Why Paige Spiranac Came To LSU Gymnast Olivia Dunne's Defense

LSU gymnast Olivia Dunne has risen to fame from her TikTok videos. Her popularity became so prominent that a large group of young men went to her meet to cheer her on. According to a video posted to TikTok by former NCAA champion Sam Peszek, the men repeatedly chanted, "Livvy, Livvy, we want her" outside of the meet venue. "This is actually so scary and disturbing and cringey," Peszek captioned the video. "I'm embarrassed for them. Leave her alone."

After the news had gotten to Dunne, the gymnast took to Twitter to speak out about the behavior of her fanboys. "I will always appreciate and love the support from you guys, but if you come to a meet, I want to ask you to please be respectful of the other gymnasts and the gymnastics community as we are just doing our job," she wrote.

It was also reported that LSU would be taking extra security measures to ensure the protection of Dunne and the other gymnasts on the team. "I take our team's safety and security very seriously," LSU head coach Jay Clark told ESPN. He mentioned that there will be a "perimeter" of security when the team is getting on and off the bus, and they're changing the way the gymnasts are able to meet their families, friends, and fans after a competition. Although Dunne has risen to fame, she still receives criticism for what she does, and Paige Spiranac has come to the gymnast's defense.

Olivia Dunne is seemingly following in Paige Spiranac's footsteps

As of November 2022, it is rumored that Olivia Dunne makes $2 million per year for her name, image, and likeness (NIL) deals, per The U.S. Sun. But some people think it's not fair or appropriate for student athletes like Dunne to seemingly use her body to earn money.

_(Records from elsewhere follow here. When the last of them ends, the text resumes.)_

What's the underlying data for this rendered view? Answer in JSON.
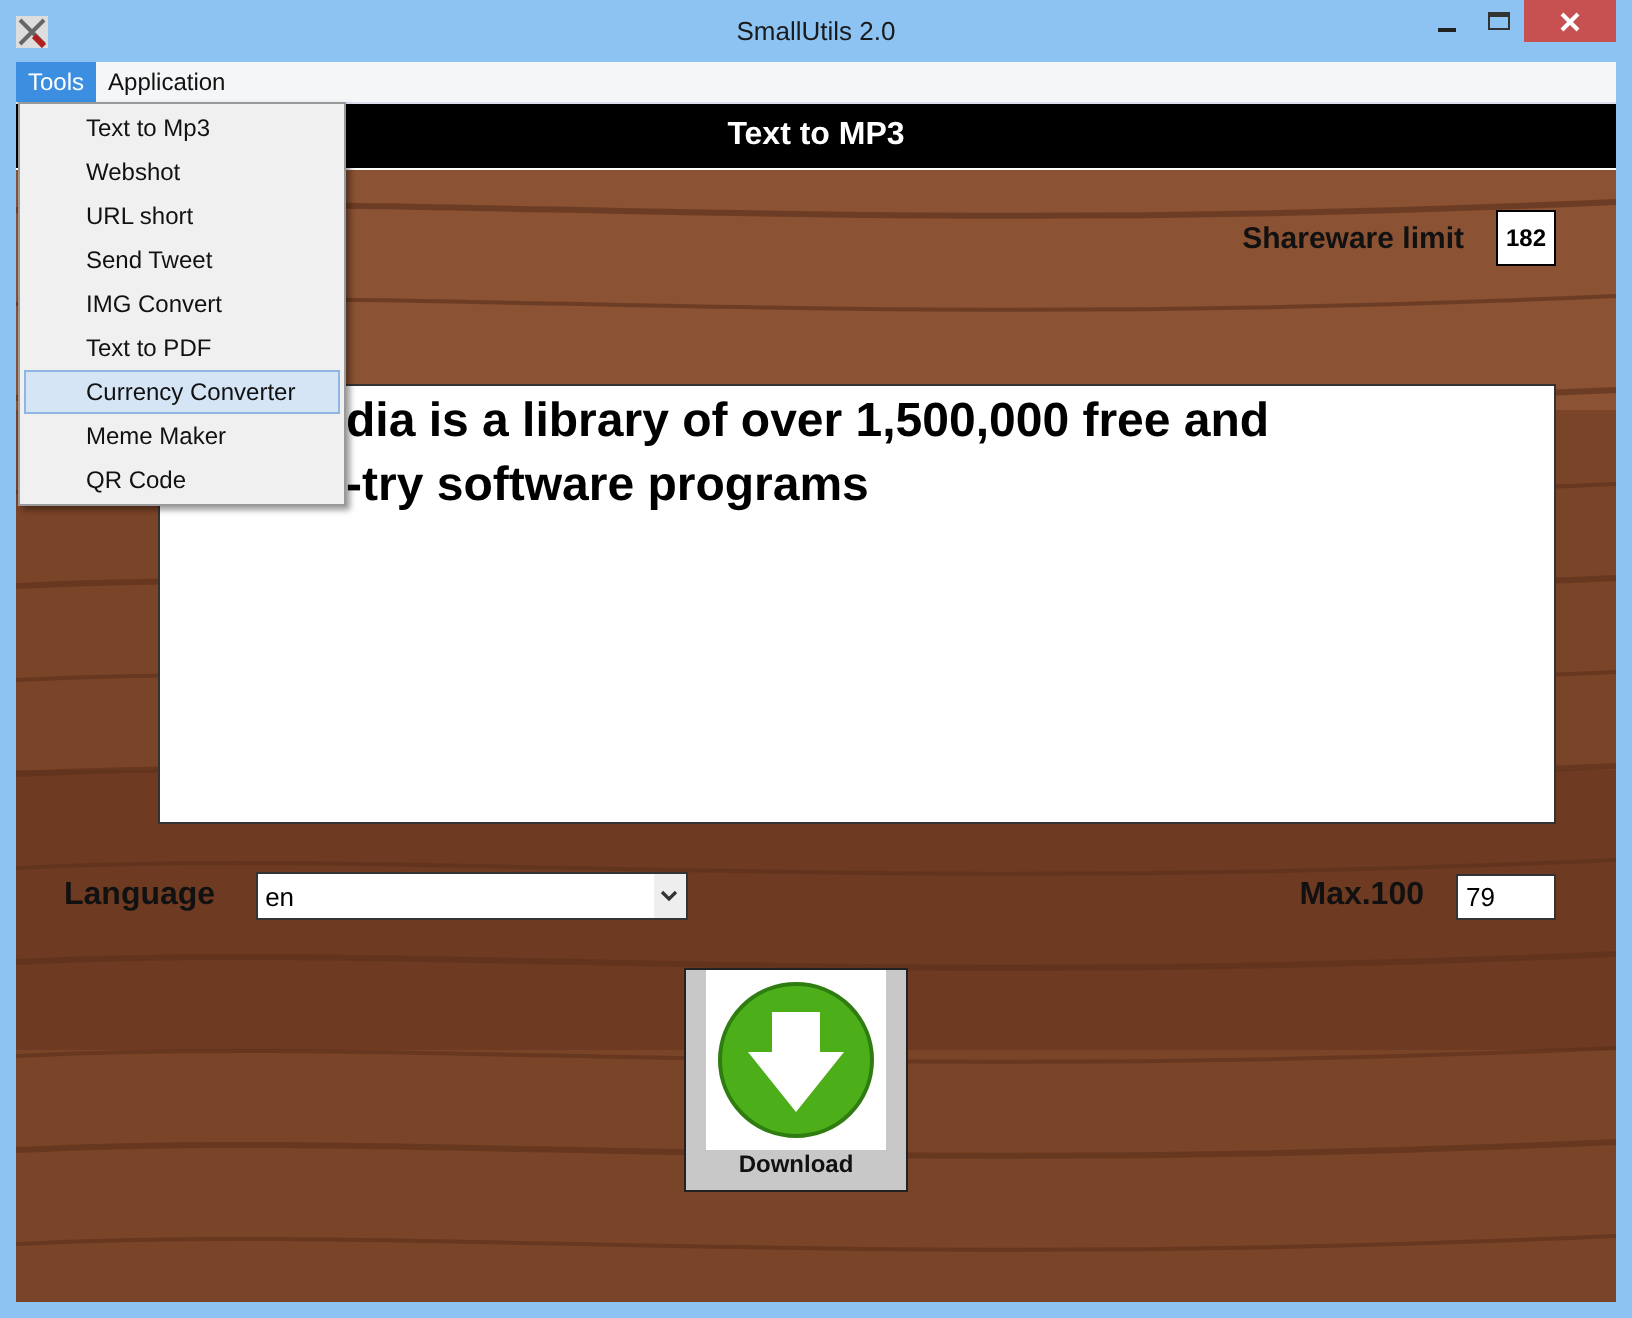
{
  "window": {
    "title": "SmallUtils 2.0"
  },
  "menu_bar": [
    {
      "label": "Tools",
      "selected": true
    },
    {
      "label": "Application",
      "selected": false
    }
  ],
  "menu": {
    "items": [
      {
        "label": "Text to Mp3",
        "selected": false
      },
      {
        "label": "Webshot",
        "selected": false
      },
      {
        "label": "URL short",
        "selected": false
      },
      {
        "label": "Send Tweet",
        "selected": false
      },
      {
        "label": "IMG Convert",
        "selected": false
      },
      {
        "label": "Text to PDF",
        "selected": false
      },
      {
        "label": "Currency Converter",
        "selected": true
      },
      {
        "label": "Meme Maker",
        "selected": false
      },
      {
        "label": "QR Code",
        "selected": false
      }
    ]
  },
  "header": {
    "title": "Text to MP3"
  },
  "shareware": {
    "label": "Shareware limit",
    "value": "182"
  },
  "text_area": {
    "lines": [
      "dia is a library of over 1,500,000 free and",
      "-try software programs"
    ]
  },
  "language": {
    "label": "Language",
    "value": "en"
  },
  "max": {
    "label": "Max.100",
    "value": "79"
  },
  "download_button": {
    "label": "Download"
  }
}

But golfer-turned-social media star Paige Spiranac thinks the opposite. She defended Dunne's decision to be a social media influencer on top of being a student athlete. "I'm so sick of women belittling accomplishments of other women because it's done differently than they would," she tweeted. "@livvydunne is getting hate for making 2 million a year. She's built a successful business (at 20) all while being a student-athlete. That's badass."

Spiranac was set to be a professional golfer until she started getting a lot of attention on social media. She played one professional tour, and decided to retire in 2016, per Marca. Since then, her career shifted from being a professional athlete to being a social media influencer. "I never expected any of this to happen, but I'm so grateful that it did," she told Maxim. "I'm really able to love who I am and what I'm doing through content creation and being an influencer." But it seems that the notion of being a social media influencer and a student athlete is still hard for some to understand.

Social media changed the way athletes are endorsed

Stanford basketball coach Tara VanDerveer believes that Olivia Dunne and other student athletes should not be able to use their social media fame to receive endorsement deals. "I guess sometimes we have this swinging pendulum, where we maybe take two steps forward, and then we take a step back," she told the New York Times. "This is a step back."

LSU head gymnastics coach Jay Clark defended Dunne's decision to be a social media influencer in a "Today Show" interview. "If expression and self expression is something that we value as a right in this country, then we have to be consistent when it doesn't necessarily fit what our own agenda might be," he said. "I don't think it sets things back."

Sometimes being a social media influencer can benefit an athlete, especially after retirement. For example, former olympic gymnast Shawn Johnson and ex-NFL long snapper Andrew East have a huge following as they let their fans inside their personal life. "We've done better with ourselves in the past year with social [media] than the Olympics produced, which is crazy for us," Johnson told the Des Moines Register. She mentioned that they create, produce, and edit their own YouTube videos — allowing them to make it a full-time job.